(Data records for software interfaces)
****

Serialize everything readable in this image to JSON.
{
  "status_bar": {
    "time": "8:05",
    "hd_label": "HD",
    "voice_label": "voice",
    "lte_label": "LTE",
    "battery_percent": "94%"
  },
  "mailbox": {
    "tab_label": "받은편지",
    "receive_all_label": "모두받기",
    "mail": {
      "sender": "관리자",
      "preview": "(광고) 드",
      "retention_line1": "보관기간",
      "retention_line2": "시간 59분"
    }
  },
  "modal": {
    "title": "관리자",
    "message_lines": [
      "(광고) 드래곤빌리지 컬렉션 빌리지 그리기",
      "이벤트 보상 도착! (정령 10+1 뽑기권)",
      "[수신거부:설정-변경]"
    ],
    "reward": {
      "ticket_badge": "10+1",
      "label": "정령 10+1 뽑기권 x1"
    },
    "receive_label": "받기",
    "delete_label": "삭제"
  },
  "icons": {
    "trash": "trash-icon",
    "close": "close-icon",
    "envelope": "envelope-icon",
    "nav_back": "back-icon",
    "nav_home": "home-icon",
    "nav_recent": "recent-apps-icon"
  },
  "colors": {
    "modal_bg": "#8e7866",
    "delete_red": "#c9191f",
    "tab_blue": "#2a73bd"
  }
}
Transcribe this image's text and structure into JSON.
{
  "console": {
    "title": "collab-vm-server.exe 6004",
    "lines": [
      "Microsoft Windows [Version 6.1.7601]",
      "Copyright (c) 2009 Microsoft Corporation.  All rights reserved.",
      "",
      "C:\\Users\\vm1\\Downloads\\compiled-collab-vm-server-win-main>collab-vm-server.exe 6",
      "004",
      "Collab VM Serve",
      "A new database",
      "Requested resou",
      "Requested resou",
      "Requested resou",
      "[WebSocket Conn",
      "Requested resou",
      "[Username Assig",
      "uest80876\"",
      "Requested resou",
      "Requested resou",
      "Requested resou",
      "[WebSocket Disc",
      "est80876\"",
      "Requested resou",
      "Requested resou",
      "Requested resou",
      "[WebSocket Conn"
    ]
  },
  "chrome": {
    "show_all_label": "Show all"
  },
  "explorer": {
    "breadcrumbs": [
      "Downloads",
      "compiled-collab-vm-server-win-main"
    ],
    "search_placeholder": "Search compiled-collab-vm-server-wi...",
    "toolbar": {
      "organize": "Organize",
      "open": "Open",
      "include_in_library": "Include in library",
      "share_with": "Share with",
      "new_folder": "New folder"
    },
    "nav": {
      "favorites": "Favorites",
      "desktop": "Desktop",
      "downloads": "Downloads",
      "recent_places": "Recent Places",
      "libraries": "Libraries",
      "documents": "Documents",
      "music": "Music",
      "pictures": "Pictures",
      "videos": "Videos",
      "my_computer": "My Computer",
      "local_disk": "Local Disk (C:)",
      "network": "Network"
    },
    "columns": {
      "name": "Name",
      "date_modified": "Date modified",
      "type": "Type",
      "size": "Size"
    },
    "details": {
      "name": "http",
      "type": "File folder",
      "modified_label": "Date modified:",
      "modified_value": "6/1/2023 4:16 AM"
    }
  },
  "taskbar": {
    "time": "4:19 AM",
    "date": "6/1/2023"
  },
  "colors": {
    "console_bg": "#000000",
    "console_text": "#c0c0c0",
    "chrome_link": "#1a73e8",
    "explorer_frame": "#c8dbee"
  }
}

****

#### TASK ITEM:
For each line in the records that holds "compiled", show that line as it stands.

#### RESPONSE BELOW:
      "C:\\Users\\vm1\\Downloads\\compiled-collab-vm-server-win-main>collab-vm-server.exe 6",
      "compiled-collab-vm-server-win-main"
    "search_placeholder": "Search compiled-collab-vm-server-wi...",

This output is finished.